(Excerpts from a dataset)
■ ■ ■
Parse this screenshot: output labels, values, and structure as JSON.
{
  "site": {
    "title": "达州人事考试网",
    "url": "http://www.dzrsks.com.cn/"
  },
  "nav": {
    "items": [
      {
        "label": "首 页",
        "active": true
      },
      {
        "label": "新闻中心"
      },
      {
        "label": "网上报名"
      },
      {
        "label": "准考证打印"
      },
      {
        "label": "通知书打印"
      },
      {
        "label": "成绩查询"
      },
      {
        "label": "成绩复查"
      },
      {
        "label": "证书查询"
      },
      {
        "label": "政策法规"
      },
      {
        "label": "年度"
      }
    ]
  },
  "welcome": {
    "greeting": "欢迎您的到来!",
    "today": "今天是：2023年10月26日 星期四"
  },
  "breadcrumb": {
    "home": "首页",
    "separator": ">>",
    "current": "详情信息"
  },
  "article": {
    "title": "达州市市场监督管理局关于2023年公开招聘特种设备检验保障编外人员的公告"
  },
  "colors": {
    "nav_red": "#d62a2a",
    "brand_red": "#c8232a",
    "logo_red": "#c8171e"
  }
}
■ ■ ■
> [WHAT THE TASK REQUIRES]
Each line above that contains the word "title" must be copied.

> [FINISHED EXERCISE]
    "title": "达州人事考试网",
    "title": "达州市市场监督管理局关于2023年公开招聘特种设备检验保障编外人员的公告"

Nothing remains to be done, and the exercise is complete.